The U.S. Food and Drug Administration recently approved Noctiva (desmopressin acetate) - the first treatment for the condition nocturnal polyuria - the overproduction of urine during the night. Although making a bathroom break at night may not seem on the front lines of medical concerns, roughly 80 - 90% of octogenarians report it as a problem. The disrupted sleep has downstream effects - an increase in daytime sleepiness, depressive symptoms, cognitive dysfunction, and a general decrease in the quality of life. 

There are two broad reasons why people end up needing to use the bathroom at night. First, their bladder may not empty properly. In men, this is often due to an enlarging prostate obstructing flow from the bladder; for women, the bladder may be overly sensitive, or the muscles maintaining the bladder's position in the pelvis too lax. Second, the body can make too much urine at night, frequently because of chronic kidney or heart problems.  

Noctiva works on the latter of the two reasons, tricking the body into making less urine by increasing the absorption of water through the kidneys. It is taken as a nasal spray, can be used daily and is sprayed roughly 30 minutes before going to sleep.

Noctiva is not for everyone who needs to use the bathroom at night. It is restricted to adults who wake up at least two times per night to urinate. It is not, however, recommended for children - many of whom wet the bed - which is very different than nocturnal polyuria. Also, pregnant women should not consider using Noctiva. Their months of using the bathroom at night are because a baby is sitting on their bladder - not due to overproduction of urine. 

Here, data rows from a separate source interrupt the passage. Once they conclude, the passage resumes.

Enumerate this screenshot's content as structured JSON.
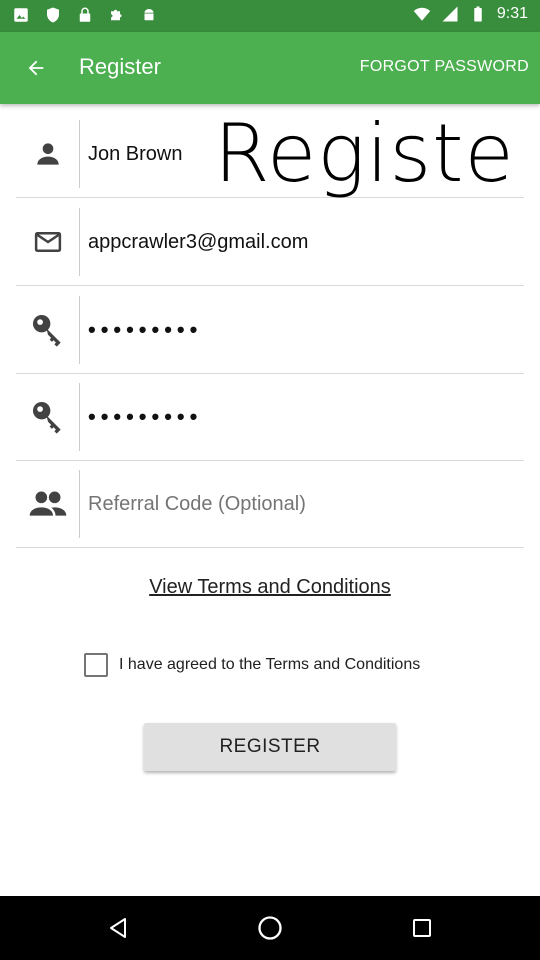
{
  "status_bar": {
    "time": "9:31",
    "icons": [
      "image-icon",
      "shield-icon",
      "lock-icon",
      "puzzle-icon",
      "android-icon",
      "wifi-icon",
      "signal-icon",
      "battery-icon"
    ]
  },
  "app_bar": {
    "title": "Register",
    "forgot_password_label": "FORGOT PASSWORD",
    "background": "#4caf50",
    "status_background": "#388e3c"
  },
  "form": {
    "name": {
      "value": "Jon Brown",
      "icon": "person-icon"
    },
    "email": {
      "value": "appcrawler3@gmail.com",
      "icon": "mail-icon"
    },
    "password": {
      "value": "•••••••••",
      "icon": "key-icon"
    },
    "confirm_password": {
      "value": "•••••••••",
      "icon": "key-icon"
    },
    "referral": {
      "placeholder": "Referral Code (Optional)",
      "icon": "group-icon"
    }
  },
  "overlay_text": "Registe",
  "terms": {
    "link_label": "View Terms and Conditions",
    "agree_label": "I have agreed to the Terms and Conditions",
    "agreed": false
  },
  "register_button_label": "REGISTER",
  "nav_bar": {
    "icons": [
      "back-icon",
      "home-icon",
      "recents-icon"
    ]
  }
}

People with congestive heart failure or uncontrolled hypertension should not use Noctiva as fluid retention can worsen these underlying conditions. Lastly, because it is a nasal spray, people who have colds or allergies should not use it until their nasal condition has subsided. 

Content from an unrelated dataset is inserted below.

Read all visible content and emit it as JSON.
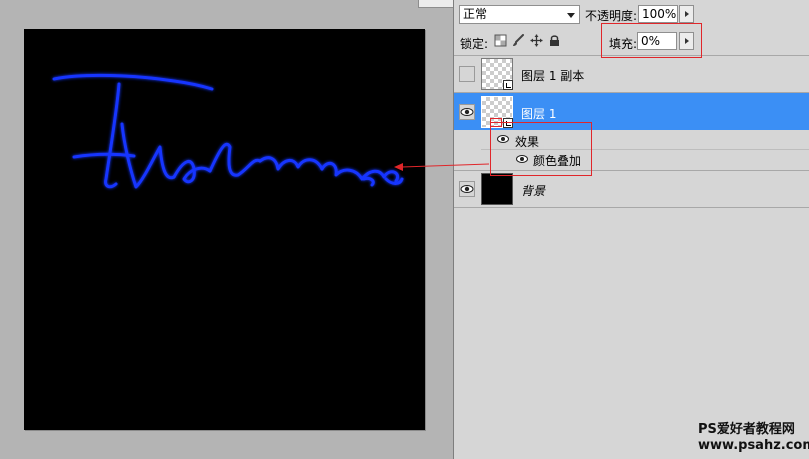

The drug was approved by the FDA based on the data from two 12-week, randomized, placebo-controlled trials in 1,045 patients 50 years of age and older with nocturnal polyuria.

The most common side effects of Noctiva in clinical trials included nasal discomfort, cold symptoms (nasopharyngitis), nasal congestion, sneezing, high or increased blood pressure, back pain, nose bleeds, bronchitis and dizziness - all of which may be risks people are willing to take for a good night's sleep.

 

Reference: 

https://www.fda.gov/NewsEvents/Newsroom/PressAnnouncements/ucm544877.htm

https://www.asn-online.org/education/distancelearning/curricula/geriatri...